In Illinois, all parents are financially responsible for their minor children. When two parents are married, it is assumed that both parents will contribute to the financial needs of their child. When those parents are not married, or they get a divorce, typically one parent must make child support payments. In most situations, the parent that pays child support only must do so until the child reaches the age of 18. It is then assumed that the child can make their own living and financially support themselves.
When a child suffers from a disability, they are sometimes unable to work and earn that income to support themselves. Illinois law recognizes this and outlines certain times when child support can be extended to support a child with a disability.
What Qualifies for Extended Child Support in Illinois?
According to the Illinois Marriage and Dissolution of Marriage Act, a disability is considered an impairment that prohibits a person from performing a major life activity. An impairment can be physical or mental and can include developmental disorders, physical handicaps, intellectual disabilities, and more.
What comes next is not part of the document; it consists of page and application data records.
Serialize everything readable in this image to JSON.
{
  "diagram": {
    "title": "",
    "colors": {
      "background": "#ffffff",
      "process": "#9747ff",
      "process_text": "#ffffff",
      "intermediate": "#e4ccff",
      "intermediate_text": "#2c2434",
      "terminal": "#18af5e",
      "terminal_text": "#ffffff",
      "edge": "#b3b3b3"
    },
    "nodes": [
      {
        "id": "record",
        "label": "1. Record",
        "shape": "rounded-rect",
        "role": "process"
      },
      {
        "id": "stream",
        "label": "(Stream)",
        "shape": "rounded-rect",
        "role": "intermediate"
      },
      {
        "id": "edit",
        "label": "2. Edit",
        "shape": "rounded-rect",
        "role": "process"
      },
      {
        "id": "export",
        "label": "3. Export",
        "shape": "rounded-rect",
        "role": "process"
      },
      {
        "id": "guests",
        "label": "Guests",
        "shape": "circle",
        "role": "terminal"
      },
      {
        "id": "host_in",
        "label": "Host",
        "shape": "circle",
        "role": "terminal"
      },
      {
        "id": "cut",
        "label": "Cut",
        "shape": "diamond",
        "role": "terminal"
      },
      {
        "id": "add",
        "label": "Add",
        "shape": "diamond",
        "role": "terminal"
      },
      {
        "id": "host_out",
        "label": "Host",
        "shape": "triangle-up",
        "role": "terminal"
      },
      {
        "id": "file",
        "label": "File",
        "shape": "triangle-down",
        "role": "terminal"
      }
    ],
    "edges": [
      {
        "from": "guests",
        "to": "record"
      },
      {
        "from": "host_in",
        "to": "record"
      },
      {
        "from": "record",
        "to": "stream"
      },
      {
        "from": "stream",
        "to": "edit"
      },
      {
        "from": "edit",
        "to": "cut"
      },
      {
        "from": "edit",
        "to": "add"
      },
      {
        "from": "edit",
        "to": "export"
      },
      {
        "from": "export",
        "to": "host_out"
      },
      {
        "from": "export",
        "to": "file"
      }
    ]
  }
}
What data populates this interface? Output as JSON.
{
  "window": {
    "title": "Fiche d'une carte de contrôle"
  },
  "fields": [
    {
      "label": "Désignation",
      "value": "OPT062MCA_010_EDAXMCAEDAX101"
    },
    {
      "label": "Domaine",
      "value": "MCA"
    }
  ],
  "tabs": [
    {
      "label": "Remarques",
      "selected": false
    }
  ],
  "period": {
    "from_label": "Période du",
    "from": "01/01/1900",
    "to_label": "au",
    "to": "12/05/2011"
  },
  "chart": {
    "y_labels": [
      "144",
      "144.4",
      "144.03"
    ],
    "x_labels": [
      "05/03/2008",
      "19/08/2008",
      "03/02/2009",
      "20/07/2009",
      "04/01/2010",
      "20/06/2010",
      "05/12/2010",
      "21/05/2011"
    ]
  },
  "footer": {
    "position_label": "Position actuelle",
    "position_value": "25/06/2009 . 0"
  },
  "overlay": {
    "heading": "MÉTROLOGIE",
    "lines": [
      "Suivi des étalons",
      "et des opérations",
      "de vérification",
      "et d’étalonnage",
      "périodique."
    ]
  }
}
As long as the impairment is severe enough that it limits a child’s ability to perform daily tasks, support for the child may be extended....